── Records provided

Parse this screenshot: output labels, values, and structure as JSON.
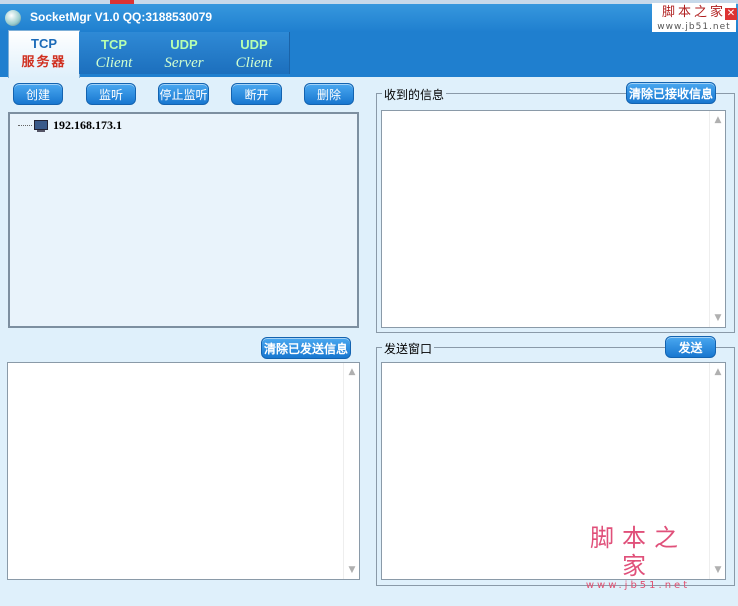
{
  "window": {
    "title": "SocketMgr V1.0  QQ:3188530079",
    "close_glyph": "✕"
  },
  "watermark": {
    "top_line1": "脚本之家",
    "top_line2": "www.jb51.net",
    "bottom_line1": "脚本之家",
    "bottom_line2": "www.jb51.net"
  },
  "tabs": [
    {
      "line1": "TCP",
      "line2": "服务器",
      "active": true
    },
    {
      "line1": "TCP",
      "line2": "Client",
      "active": false
    },
    {
      "line1": "UDP",
      "line2": "Server",
      "active": false
    },
    {
      "line1": "UDP",
      "line2": "Client",
      "active": false
    }
  ],
  "toolbar": {
    "create": "创建",
    "listen": "监听",
    "stop_listen": "停止监听",
    "disconnect": "断开",
    "delete": "删除"
  },
  "tree": {
    "items": [
      {
        "label": "192.168.173.1",
        "icon": "computer-icon"
      }
    ]
  },
  "received": {
    "legend": "收到的信息",
    "clear_button": "清除已接收信息",
    "content": ""
  },
  "sent": {
    "clear_button": "清除已发送信息",
    "content": ""
  },
  "send_window": {
    "legend": "发送窗口",
    "send_button": "发送",
    "content": ""
  },
  "scroll": {
    "up": "▲",
    "down": "▼"
  },
  "colors": {
    "titlebar": "#1f7fcf",
    "background": "#dff0fb",
    "button": "#1877d0",
    "active_tab_text": "#d03020"
  }
}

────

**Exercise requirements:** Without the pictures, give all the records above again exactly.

**Output below:**
Parse this screenshot: output labels, values, and structure as JSON.
{
  "window": {
    "title": "SocketMgr V1.0  QQ:3188530079",
    "close_glyph": "✕"
  },
  "watermark": {
    "top_line1": "脚本之家",
    "top_line2": "www.jb51.net",
    "bottom_line1": "脚本之家",
    "bottom_line2": "www.jb51.net"
  },
  "tabs": [
    {
      "line1": "TCP",
      "line2": "服务器",
      "active": true
    },
    {
      "line1": "TCP",
      "line2": "Client",
      "active": false
    },
    {
      "line1": "UDP",
      "line2": "Server",
      "active": false
    },
    {
      "line1": "UDP",
      "line2": "Client",
      "active": false
    }
  ],
  "toolbar": {
    "create": "创建",
    "listen": "监听",
    "stop_listen": "停止监听",
    "disconnect": "断开",
    "delete": "删除"
  },
  "tree": {
    "items": [
      {
        "label": "192.168.173.1",
        "icon": "computer-icon"
      }
    ]
  },
  "received": {
    "legend": "收到的信息",
    "clear_button": "清除已接收信息",
    "content": ""
  },
  "sent": {
    "clear_button": "清除已发送信息",
    "content": ""
  },
  "send_window": {
    "legend": "发送窗口",
    "send_button": "发送",
    "content": ""
  },
  "scroll": {
    "up": "▲",
    "down": "▼"
  },
  "colors": {
    "titlebar": "#1f7fcf",
    "background": "#dff0fb",
    "button": "#1877d0",
    "active_tab_text": "#d03020"
  }
}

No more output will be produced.